The narration shifts to Delaney’s perspective. It is a mid-August evening and Delaney is preparing dinner outside for his family. Delaney is feeling grateful for the fact that “life [has] settled back onto an easy even keel.” Over dinner Kyra announces to Delaney that she has collaborated with her coworker, Mike Bender, to “[clean] up Shoup,” the street corner where she saw men waiting for work. Delaney remains quiet, “trying to reconcile the theoretical and the actual.” He thinks that “those people” have the constitutional right to gather at the exchange, but finds himself wondering: “Whose constitution—Mexico’s? Did Mexico even have a constitution?” Kyra insists that she’s “not proud of it or anything […] but there’s just so many of them, they’ve overwhelmed us.”

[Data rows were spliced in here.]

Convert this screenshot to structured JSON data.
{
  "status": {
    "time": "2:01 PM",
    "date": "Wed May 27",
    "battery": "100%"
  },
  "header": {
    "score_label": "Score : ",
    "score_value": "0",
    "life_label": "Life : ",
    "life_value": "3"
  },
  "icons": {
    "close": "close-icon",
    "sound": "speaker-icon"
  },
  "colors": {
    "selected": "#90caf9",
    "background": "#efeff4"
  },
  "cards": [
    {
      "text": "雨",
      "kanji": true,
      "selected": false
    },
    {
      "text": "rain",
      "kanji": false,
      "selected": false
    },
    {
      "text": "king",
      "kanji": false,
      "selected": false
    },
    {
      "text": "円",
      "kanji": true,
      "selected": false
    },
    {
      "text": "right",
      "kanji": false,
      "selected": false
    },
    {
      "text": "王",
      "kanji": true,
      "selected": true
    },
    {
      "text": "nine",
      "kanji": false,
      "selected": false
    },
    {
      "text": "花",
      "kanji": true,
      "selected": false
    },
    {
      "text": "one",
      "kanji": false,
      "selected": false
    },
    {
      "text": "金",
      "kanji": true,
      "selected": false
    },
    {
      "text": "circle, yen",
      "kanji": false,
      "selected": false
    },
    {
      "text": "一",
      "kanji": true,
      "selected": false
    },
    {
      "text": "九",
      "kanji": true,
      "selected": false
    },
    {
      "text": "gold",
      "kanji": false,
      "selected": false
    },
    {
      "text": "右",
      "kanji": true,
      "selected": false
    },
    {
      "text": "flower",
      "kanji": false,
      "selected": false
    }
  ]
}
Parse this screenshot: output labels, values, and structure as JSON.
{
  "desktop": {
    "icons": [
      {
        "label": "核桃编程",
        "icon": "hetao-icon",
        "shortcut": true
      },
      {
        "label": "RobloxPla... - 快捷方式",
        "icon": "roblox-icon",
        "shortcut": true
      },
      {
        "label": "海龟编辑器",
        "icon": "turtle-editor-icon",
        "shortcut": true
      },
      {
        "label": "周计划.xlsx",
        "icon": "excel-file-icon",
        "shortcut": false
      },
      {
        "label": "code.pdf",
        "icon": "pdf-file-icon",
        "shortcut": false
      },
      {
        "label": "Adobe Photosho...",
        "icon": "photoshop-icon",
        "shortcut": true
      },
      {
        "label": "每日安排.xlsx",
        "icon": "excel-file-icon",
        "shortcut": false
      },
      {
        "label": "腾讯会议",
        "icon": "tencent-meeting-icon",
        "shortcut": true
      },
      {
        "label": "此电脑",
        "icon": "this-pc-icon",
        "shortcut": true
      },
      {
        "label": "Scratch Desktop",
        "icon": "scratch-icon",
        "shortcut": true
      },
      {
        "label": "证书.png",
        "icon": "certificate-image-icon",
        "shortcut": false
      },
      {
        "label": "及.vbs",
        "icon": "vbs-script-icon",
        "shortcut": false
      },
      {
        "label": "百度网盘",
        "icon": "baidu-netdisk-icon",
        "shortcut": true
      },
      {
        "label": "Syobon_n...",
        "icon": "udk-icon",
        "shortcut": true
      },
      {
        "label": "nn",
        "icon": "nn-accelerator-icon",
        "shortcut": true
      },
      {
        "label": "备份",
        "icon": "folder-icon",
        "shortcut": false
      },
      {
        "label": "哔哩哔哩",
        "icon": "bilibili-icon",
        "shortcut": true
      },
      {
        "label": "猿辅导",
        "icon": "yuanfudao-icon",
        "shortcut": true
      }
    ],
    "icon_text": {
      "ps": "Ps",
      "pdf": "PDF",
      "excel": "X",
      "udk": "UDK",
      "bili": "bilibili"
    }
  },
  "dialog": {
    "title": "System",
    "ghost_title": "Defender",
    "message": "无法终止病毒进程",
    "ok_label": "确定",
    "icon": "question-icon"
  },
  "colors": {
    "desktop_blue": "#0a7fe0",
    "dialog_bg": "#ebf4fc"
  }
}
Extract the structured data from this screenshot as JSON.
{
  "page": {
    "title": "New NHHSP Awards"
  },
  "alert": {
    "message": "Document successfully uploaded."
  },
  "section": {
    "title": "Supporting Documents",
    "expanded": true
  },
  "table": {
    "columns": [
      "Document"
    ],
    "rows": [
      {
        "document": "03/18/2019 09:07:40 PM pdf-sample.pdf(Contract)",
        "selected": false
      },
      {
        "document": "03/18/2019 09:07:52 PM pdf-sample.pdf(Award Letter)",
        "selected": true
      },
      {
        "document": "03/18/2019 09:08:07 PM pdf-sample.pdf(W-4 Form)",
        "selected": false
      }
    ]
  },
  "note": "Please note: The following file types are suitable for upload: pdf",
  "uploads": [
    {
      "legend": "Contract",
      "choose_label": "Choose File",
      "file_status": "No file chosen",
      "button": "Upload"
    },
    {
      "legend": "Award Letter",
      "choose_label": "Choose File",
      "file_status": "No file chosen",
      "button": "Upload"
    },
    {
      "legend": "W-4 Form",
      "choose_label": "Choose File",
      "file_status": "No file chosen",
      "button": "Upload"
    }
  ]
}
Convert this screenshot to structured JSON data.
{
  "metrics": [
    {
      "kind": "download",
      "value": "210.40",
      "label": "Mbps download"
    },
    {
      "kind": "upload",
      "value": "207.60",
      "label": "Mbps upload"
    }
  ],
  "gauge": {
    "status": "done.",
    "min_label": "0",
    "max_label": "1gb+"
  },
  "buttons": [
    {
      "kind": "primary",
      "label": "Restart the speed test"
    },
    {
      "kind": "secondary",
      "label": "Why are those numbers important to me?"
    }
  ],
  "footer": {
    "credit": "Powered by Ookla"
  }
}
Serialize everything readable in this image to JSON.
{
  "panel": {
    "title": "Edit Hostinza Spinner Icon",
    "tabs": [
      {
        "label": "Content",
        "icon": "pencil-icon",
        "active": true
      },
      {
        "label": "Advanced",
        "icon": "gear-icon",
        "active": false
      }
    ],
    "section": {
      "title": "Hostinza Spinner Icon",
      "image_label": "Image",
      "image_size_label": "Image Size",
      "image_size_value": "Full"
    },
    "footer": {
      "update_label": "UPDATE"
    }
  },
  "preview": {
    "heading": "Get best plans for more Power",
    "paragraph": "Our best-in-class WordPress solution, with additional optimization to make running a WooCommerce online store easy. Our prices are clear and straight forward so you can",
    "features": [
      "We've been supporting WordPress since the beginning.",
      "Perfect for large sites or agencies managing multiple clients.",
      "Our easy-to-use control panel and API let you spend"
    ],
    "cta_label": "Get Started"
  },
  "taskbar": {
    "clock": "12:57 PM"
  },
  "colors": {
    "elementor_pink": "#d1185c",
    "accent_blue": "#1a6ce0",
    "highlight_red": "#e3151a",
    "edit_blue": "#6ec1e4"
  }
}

Delaney appears to be dwelling a fair amount on the “threat” posed by immigrants. Meanwhile, Kyra has become more confident in and vocal about her own biases. Her notion that Mexicans are “overwhelming” Americans by their numbers is thinly-veiled racism: yet again, she diminishes people of color to their (allegedly voracious) sexual appetites and reproduction rates.
Kyra’s announcement makes Delaney remember an evening he spent with Jack Jardine two nights prior. Jack Jardine took Delaney to the house of Dominick Flood, a legal client of Jack’s who “got entangled in some unwise investments” and is now on house arrest for the next three years. Jim Shirley and Jack Cherrystone were also present at the get-together. Delaney soon realized that the point of the gathering was for the men to discuss building a wall around Arroyo Blanco Estates. The men had a long discussion during which Delaney’s emotions vacillated wildly; at one point, he “looked through his reflection to the shadowy lawn out back, half-expecting to see criminals disguised as gardeners tiptoeing past […]. Was nobody safe—anywhere, ever?” The evening ended with Dominick Flood announcing his intention to have the labor exchange shut down.
Delaney’s dramatically shifting emotions indicate that he is still under the thumb of Jack Jardine. On a broader level, this passage is once again highlighting the contagious nature of prejudice, which is rooted in fear of the “other.” Flood’s decision to shut down the labor exchange is a bald-faced attempt to root out immigrants from the community, leaving them with no designated place to look for work.
The narration returns to the dinner scene, with Delaney reflecting on the fact that “Kyra had cleaned up the corner of Shoup and Ventura, and Dominick Flood had cleaned up the labor exchange.” Delaney feels unsettled and slightly remorseful, wondering about where all the immigrants hoping to find work will go now, but he reassures himself by thinking: “Why dwell on the negative, the paranoiac, the wall-builders and excluders? He was part of it now, complicit by his very presence here, and he might as well enjoy it.”
Delaney seems only to consider himself as a vigilante when it suits him. When it is more convenient to absolve himself of responsibility, he chooses this route. At this point, Delaney’s concern for the people who will be out of work now that Flood has shut down the labor exchange seems merely a perfunctory performance of compassion.
Delaney suggests that he, Kyra, and Jordan go see a movie. The family is discussing the logistics of this when a coyote appears on the lawn and drags off Osbert, scaling the newly-heightened fence with ease. Delaney tries to follow the coyote over the fence but is unable to; by the time he runs around the house and out through the side gate, the coyote is gone.
Osbert’s death is a crucial plot point because it will dramatically enhance both Delaney and Kyra’s sense of powerlessness and directly contribute to the actions they take and the attitudes they adopt going forward.